That was in the olden days.
Today teenage girls dress in increasingly provocative styles, looking far older than my generation did at their age. Meanwhile women old enough to be their mothers try to look like them.
This research is aimed at consumer behavior; it’s the kind of thing advertisers want to know about women so they can sell to us better. What it seems to indicate is that they are narrowing down the range of age that women strive for.
If I were to put a number on it, I’d say the ideal age for women in our advertising and media culture is somewhere between the ages of 24 and 32 years old. That’s what girls and women shoot for with clothing, products, cosmetic procedures. It’s exhausting and expensive.

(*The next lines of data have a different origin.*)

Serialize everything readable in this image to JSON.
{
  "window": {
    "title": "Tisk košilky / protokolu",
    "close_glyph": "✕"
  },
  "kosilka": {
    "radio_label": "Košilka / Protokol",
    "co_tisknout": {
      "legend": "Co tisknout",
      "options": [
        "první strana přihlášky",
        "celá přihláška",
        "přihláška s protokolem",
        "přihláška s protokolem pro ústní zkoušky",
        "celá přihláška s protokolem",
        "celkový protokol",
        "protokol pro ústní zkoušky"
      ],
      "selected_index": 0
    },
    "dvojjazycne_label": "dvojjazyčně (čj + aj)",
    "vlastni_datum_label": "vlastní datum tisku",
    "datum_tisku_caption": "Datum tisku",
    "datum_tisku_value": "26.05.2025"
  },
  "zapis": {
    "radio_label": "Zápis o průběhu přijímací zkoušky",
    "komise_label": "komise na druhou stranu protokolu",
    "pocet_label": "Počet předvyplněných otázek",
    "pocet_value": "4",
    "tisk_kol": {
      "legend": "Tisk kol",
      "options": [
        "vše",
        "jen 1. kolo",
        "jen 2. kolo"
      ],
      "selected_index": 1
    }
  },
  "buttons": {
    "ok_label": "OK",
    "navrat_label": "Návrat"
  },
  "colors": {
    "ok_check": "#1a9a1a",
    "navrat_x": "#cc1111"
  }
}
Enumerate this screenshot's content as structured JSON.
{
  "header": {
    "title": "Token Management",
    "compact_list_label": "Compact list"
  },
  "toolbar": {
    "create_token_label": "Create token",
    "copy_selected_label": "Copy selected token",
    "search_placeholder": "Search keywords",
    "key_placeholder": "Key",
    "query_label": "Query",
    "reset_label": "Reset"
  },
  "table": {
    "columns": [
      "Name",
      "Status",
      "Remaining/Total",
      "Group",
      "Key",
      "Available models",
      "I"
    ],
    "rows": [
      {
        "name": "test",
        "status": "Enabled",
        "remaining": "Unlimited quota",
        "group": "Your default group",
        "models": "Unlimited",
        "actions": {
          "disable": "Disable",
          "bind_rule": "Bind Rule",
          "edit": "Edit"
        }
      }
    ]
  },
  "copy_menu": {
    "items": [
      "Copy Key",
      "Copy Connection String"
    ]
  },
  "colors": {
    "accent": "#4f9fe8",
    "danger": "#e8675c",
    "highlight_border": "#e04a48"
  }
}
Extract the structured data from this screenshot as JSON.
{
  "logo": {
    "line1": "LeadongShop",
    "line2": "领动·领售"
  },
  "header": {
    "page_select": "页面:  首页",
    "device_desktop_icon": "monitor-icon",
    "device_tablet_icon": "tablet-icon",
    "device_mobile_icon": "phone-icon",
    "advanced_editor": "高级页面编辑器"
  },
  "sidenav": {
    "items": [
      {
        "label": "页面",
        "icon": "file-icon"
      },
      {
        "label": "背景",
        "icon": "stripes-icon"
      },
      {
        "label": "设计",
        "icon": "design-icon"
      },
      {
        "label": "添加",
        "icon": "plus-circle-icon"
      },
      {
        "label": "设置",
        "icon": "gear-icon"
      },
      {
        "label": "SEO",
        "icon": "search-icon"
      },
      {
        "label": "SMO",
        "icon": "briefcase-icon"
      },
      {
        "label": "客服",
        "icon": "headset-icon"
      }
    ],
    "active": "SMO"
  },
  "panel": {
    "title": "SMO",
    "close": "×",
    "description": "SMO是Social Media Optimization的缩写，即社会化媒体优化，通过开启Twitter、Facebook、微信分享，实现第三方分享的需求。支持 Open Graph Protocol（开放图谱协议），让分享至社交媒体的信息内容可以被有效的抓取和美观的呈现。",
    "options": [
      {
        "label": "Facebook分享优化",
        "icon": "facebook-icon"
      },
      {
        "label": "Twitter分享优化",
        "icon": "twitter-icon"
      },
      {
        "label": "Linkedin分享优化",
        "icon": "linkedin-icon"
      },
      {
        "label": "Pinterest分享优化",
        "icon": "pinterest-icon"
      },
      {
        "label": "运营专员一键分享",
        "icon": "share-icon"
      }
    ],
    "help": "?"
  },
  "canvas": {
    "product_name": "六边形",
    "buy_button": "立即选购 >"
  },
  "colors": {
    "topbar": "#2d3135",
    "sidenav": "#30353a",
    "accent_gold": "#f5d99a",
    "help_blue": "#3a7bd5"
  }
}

Also intimidating and futile, since time is time and there’s nothing you can do to stop it. But with all the pressure and product and procedures out there, we have become as confused about age as we are about size.
Eventually you reach an age when you look in the mirror and think: Am I dressed appropriately? Do I look like I’m desperately clinging to my youth? Does my outfit make me look matronly or is it the other way around? Just because I can wear it, does that mean I should?
I don’t have a daughter to tell me how to dress (and, more likely, how not to dress), so I’m shooting in the dark here. I know the junior department is off limits. Beyond that it’s all a little fuzzy. Maybe I dress all wrong. The rules of grown-up clothing are not as clear anymore.
When my mother passed away, I held on to some of her clothes. The first time I wore her black boiled-wool cardigan with the gold buttons, my husband looked at me curiously. “Is that one of your mother’s sweaters?” he said. “It looks like something you would wear.” Then he rolled his eyes. “Well, duh.”
I realized he was right. It was my mother’s sweater, and my style. And for at least that moment, I was appropriately dressed.